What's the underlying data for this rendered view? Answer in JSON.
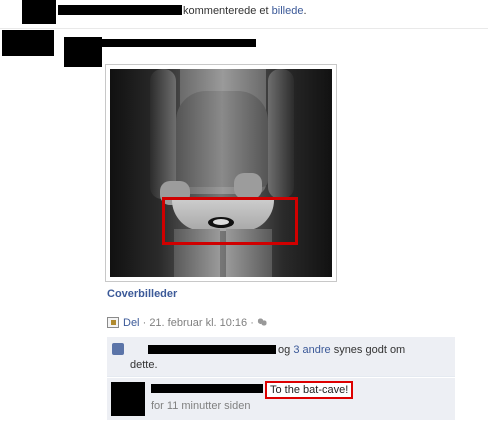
{
  "story": {
    "action_text": "kommenterede et",
    "object_link": "billede",
    "period": "."
  },
  "photo": {
    "album_link": "Coverbilleder",
    "highlight_color": "#d00000"
  },
  "meta": {
    "share_label": "Del",
    "separator": "·",
    "timestamp": "21. februar kl. 10:16",
    "audience_separator": "·"
  },
  "likes": {
    "connector": "og",
    "others_link": "3 andre",
    "suffix": "synes godt om",
    "suffix_line2": "dette."
  },
  "comment": {
    "text": "To the bat-cave!",
    "time": "for 11 minutter siden"
  },
  "colors": {
    "link": "#3b5998",
    "comment_bg": "#edeff4",
    "highlight": "#d00000"
  }
}
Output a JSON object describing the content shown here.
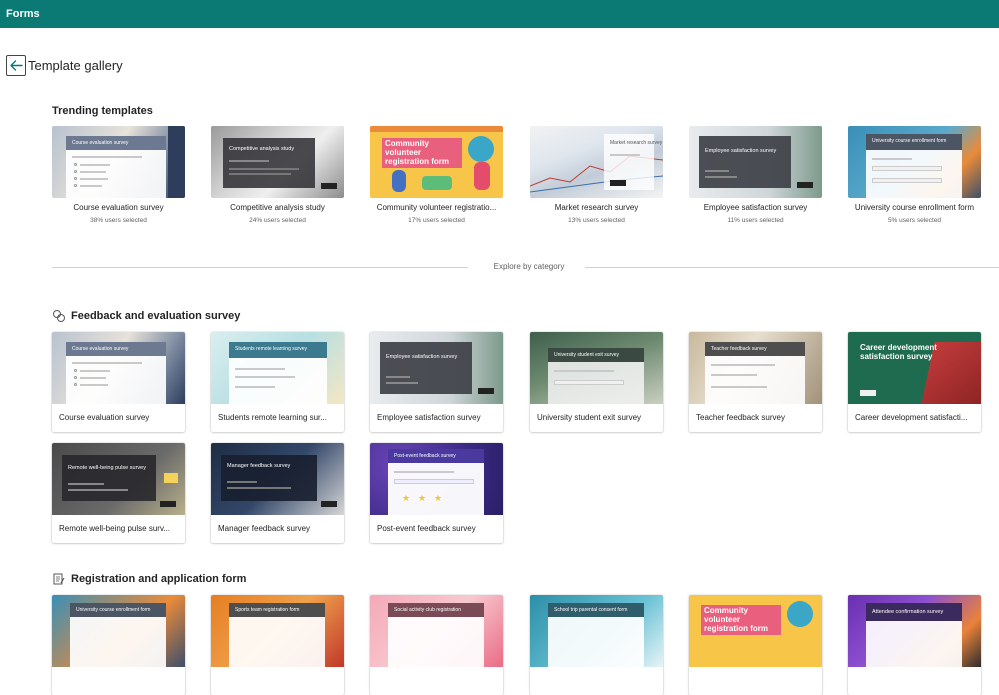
{
  "app": {
    "name": "Forms"
  },
  "header": {
    "title": "Template gallery"
  },
  "trending": {
    "heading": "Trending templates",
    "items": [
      {
        "name": "Course evaluation survey",
        "pct": "38% users selected",
        "thumb_title": "Course evaluation survey"
      },
      {
        "name": "Competitive analysis study",
        "pct": "24% users selected",
        "thumb_title": "Competitive analysis study"
      },
      {
        "name": "Community volunteer registratio...",
        "pct": "17% users selected",
        "thumb_title": "Community volunteer registration form"
      },
      {
        "name": "Market research survey",
        "pct": "13% users selected",
        "thumb_title": "Market research survey"
      },
      {
        "name": "Employee satisfaction survey",
        "pct": "11% users selected",
        "thumb_title": "Employee satisfaction survey"
      },
      {
        "name": "University course enrollment form",
        "pct": "5% users selected",
        "thumb_title": "University course enrollment form"
      }
    ]
  },
  "explore": {
    "label": "Explore by category"
  },
  "feedback": {
    "heading": "Feedback and evaluation survey",
    "items": [
      {
        "name": "Course evaluation survey",
        "thumb_title": "Course evaluation survey"
      },
      {
        "name": "Students remote learning sur...",
        "thumb_title": "Students remote learning survey"
      },
      {
        "name": "Employee satisfaction survey",
        "thumb_title": "Employee satisfaction survey"
      },
      {
        "name": "University student exit survey",
        "thumb_title": "University student exit survey"
      },
      {
        "name": "Teacher feedback survey",
        "thumb_title": "Teacher feedback survey"
      },
      {
        "name": "Career development satisfacti...",
        "thumb_title": "Career development satisfaction survey"
      },
      {
        "name": "Remote well-being pulse surv...",
        "thumb_title": "Remote well-being pulse survey"
      },
      {
        "name": "Manager feedback survey",
        "thumb_title": "Manager feedback survey"
      },
      {
        "name": "Post-event feedback survey",
        "thumb_title": "Post-event feedback survey"
      }
    ]
  },
  "registration": {
    "heading": "Registration and application form",
    "items": [
      {
        "thumb_title": "University course enrollment form"
      },
      {
        "thumb_title": "Sports team registration form"
      },
      {
        "thumb_title": "Social activity club registration"
      },
      {
        "thumb_title": "School trip parental consent form"
      },
      {
        "thumb_title": "Community volunteer registration form"
      },
      {
        "thumb_title": "Attendee confirmation survey"
      }
    ]
  },
  "colors": {
    "topbar": "#0b7a75",
    "text": "#242424",
    "muted": "#616161"
  }
}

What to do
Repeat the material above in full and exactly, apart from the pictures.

Solution for this exercise
What's the underlying data for this rendered view? Answer in JSON.
{
  "story": {
    "action_text": "kommenterede et",
    "object_link": "billede",
    "period": "."
  },
  "photo": {
    "album_link": "Coverbilleder",
    "highlight_color": "#d00000"
  },
  "meta": {
    "share_label": "Del",
    "separator": "·",
    "timestamp": "21. februar kl. 10:16",
    "audience_separator": "·"
  },
  "likes": {
    "connector": "og",
    "others_link": "3 andre",
    "suffix": "synes godt om",
    "suffix_line2": "dette."
  },
  "comment": {
    "text": "To the bat-cave!",
    "time": "for 11 minutter siden"
  },
  "colors": {
    "link": "#3b5998",
    "comment_bg": "#edeff4",
    "highlight": "#d00000"
  }
}
Output a JSON object describing the content shown here.
{
  "app": {
    "name": "Forms"
  },
  "header": {
    "title": "Template gallery"
  },
  "trending": {
    "heading": "Trending templates",
    "items": [
      {
        "name": "Course evaluation survey",
        "pct": "38% users selected",
        "thumb_title": "Course evaluation survey"
      },
      {
        "name": "Competitive analysis study",
        "pct": "24% users selected",
        "thumb_title": "Competitive analysis study"
      },
      {
        "name": "Community volunteer registratio...",
        "pct": "17% users selected",
        "thumb_title": "Community volunteer registration form"
      },
      {
        "name": "Market research survey",
        "pct": "13% users selected",
        "thumb_title": "Market research survey"
      },
      {
        "name": "Employee satisfaction survey",
        "pct": "11% users selected",
        "thumb_title": "Employee satisfaction survey"
      },
      {
        "name": "University course enrollment form",
        "pct": "5% users selected",
        "thumb_title": "University course enrollment form"
      }
    ]
  },
  "explore": {
    "label": "Explore by category"
  },
  "feedback": {
    "heading": "Feedback and evaluation survey",
    "items": [
      {
        "name": "Course evaluation survey",
        "thumb_title": "Course evaluation survey"
      },
      {
        "name": "Students remote learning sur...",
        "thumb_title": "Students remote learning survey"
      },
      {
        "name": "Employee satisfaction survey",
        "thumb_title": "Employee satisfaction survey"
      },
      {
        "name": "University student exit survey",
        "thumb_title": "University student exit survey"
      },
      {
        "name": "Teacher feedback survey",
        "thumb_title": "Teacher feedback survey"
      },
      {
        "name": "Career development satisfacti...",
        "thumb_title": "Career development satisfaction survey"
      },
      {
        "name": "Remote well-being pulse surv...",
        "thumb_title": "Remote well-being pulse survey"
      },
      {
        "name": "Manager feedback survey",
        "thumb_title": "Manager feedback survey"
      },
      {
        "name": "Post-event feedback survey",
        "thumb_title": "Post-event feedback survey"
      }
    ]
  },
  "registration": {
    "heading": "Registration and application form",
    "items": [
      {
        "thumb_title": "University course enrollment form"
      },
      {
        "thumb_title": "Sports team registration form"
      },
      {
        "thumb_title": "Social activity club registration"
      },
      {
        "thumb_title": "School trip parental consent form"
      },
      {
        "thumb_title": "Community volunteer registration form"
      },
      {
        "thumb_title": "Attendee confirmation survey"
      }
    ]
  },
  "colors": {
    "topbar": "#0b7a75",
    "text": "#242424",
    "muted": "#616161"
  }
}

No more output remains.